### AIM OF THE EXERCISE:
Answer with a single number: the count of lines below that hold "Masaryka".

### Entries from a dataset of interfaces:
----------------------------------------

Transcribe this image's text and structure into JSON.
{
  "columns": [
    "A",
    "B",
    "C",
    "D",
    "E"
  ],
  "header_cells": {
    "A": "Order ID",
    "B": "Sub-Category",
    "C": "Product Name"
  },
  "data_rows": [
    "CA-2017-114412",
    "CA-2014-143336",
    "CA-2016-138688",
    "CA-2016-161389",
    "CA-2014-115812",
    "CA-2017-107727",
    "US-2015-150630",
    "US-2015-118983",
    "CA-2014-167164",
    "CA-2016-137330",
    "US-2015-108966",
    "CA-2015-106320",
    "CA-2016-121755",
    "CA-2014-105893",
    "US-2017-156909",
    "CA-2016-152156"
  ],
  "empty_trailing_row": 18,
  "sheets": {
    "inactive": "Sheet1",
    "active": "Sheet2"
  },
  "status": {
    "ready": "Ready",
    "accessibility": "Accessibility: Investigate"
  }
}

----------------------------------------

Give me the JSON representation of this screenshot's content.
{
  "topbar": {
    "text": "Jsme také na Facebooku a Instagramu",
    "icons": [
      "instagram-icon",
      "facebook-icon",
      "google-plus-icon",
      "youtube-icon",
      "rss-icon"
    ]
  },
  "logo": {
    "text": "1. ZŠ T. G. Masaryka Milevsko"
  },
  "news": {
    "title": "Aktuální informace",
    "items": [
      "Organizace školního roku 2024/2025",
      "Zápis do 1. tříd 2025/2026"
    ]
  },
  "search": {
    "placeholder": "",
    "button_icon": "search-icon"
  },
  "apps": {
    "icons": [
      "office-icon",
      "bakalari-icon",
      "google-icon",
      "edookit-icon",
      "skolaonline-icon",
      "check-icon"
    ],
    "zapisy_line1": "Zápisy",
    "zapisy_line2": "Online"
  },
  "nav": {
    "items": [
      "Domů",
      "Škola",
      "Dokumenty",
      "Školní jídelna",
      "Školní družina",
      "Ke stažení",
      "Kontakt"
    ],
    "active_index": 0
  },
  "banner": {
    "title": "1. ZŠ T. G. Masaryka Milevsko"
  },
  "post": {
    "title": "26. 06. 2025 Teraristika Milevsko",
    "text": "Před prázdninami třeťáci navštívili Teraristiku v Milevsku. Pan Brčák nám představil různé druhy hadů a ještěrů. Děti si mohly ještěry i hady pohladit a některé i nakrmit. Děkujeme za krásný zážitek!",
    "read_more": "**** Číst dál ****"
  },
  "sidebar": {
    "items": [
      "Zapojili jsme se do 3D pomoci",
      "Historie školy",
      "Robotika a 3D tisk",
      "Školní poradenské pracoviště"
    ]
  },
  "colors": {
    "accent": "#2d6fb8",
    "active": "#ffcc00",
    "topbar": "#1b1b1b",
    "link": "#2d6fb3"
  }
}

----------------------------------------

### EXERCISE OUTPUT:
2